* **WORK ITEM**
Leave out the pictures, and quote exactly the lines running from the one with "Extract the structured" through the last line of the entries below.

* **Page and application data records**
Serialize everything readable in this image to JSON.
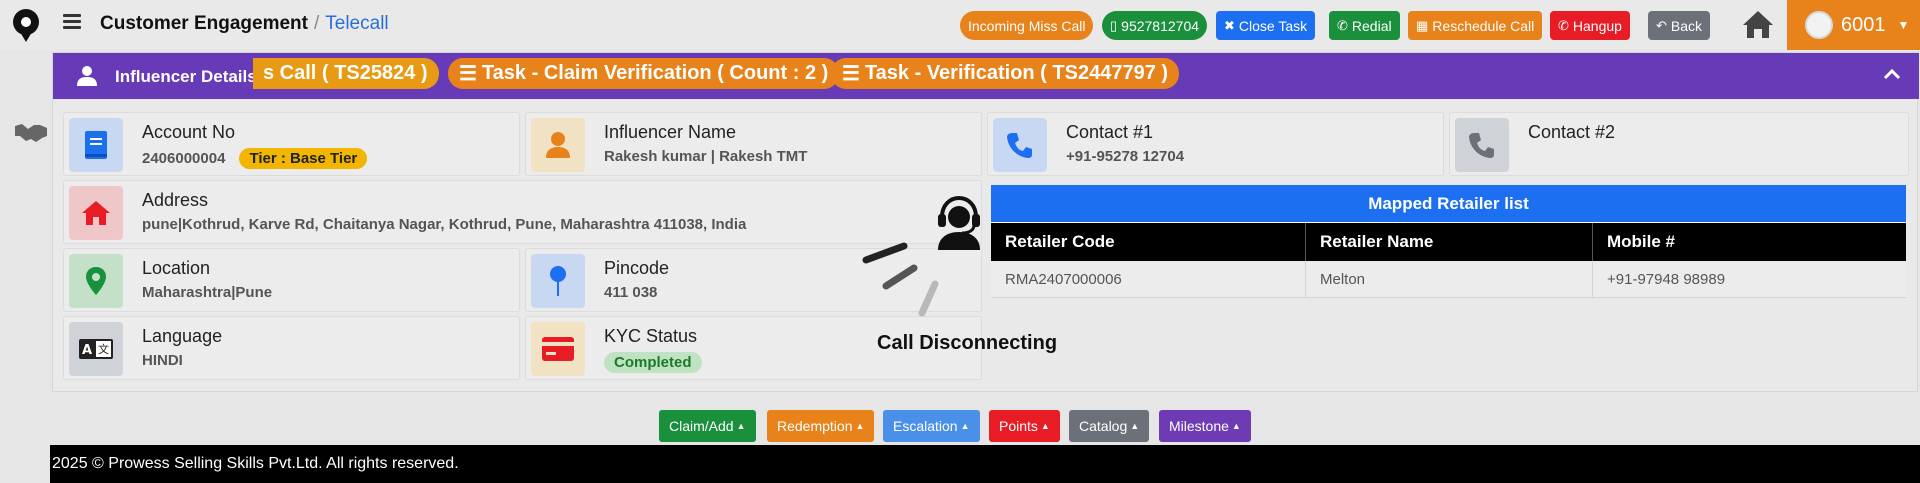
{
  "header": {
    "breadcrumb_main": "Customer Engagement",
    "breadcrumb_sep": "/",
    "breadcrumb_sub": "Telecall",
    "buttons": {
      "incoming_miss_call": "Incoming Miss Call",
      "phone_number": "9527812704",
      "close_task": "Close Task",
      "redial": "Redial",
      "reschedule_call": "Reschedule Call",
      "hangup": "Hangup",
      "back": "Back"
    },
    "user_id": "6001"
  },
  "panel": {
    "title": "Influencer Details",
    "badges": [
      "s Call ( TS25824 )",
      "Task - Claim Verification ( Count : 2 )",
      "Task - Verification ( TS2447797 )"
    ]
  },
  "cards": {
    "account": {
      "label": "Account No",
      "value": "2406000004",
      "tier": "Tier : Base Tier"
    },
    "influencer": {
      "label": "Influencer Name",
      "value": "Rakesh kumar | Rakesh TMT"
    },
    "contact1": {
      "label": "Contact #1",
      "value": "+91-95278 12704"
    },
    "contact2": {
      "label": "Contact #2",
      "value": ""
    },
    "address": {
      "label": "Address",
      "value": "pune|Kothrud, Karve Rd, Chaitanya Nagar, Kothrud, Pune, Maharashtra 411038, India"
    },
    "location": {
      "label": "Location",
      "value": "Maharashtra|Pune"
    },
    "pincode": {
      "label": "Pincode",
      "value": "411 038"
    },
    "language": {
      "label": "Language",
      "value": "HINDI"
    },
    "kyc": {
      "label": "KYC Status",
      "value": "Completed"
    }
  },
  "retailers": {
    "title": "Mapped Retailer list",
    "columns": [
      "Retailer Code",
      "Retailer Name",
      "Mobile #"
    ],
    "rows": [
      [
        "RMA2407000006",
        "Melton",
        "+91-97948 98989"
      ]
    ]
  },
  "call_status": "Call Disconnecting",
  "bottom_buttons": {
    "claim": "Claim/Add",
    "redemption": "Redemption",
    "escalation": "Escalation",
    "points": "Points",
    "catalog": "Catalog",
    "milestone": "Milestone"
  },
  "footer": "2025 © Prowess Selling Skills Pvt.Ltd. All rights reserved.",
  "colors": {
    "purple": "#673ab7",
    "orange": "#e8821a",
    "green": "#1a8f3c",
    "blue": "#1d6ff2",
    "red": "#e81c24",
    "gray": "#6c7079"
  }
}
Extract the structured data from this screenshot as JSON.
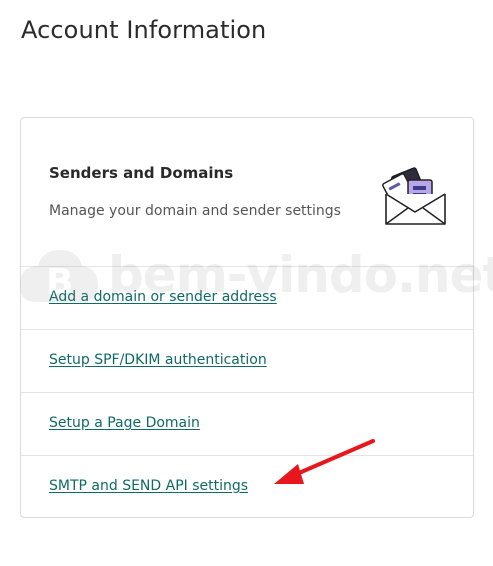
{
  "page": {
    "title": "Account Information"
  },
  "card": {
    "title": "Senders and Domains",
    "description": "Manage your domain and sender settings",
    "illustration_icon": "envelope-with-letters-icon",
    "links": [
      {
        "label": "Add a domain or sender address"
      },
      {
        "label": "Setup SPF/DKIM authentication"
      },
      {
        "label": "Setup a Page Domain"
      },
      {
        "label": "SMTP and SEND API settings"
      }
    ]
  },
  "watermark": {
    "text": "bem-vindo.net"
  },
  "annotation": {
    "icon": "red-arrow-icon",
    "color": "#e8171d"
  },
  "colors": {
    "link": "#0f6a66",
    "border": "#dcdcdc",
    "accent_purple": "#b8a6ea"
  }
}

* **RESPONSE TO THE TASK**
Extract the structured data from this screenshot as JSON.
{
  "page": {
    "title": "Account Information"
  },
  "card": {
    "title": "Senders and Domains",
    "description": "Manage your domain and sender settings",
    "illustration_icon": "envelope-with-letters-icon",
    "links": [
      {
        "label": "Add a domain or sender address"
      },
      {
        "label": "Setup SPF/DKIM authentication"
      },
      {
        "label": "Setup a Page Domain"
      },
      {
        "label": "SMTP and SEND API settings"
      }
    ]
  },
  "watermark": {
    "text": "bem-vindo.net"
  },
  "annotation": {
    "icon": "red-arrow-icon",
    "color": "#e8171d"
  },
  "colors": {
    "link": "#0f6a66",
    "border": "#dcdcdc",
    "accent_purple": "#b8a6ea"
  }
}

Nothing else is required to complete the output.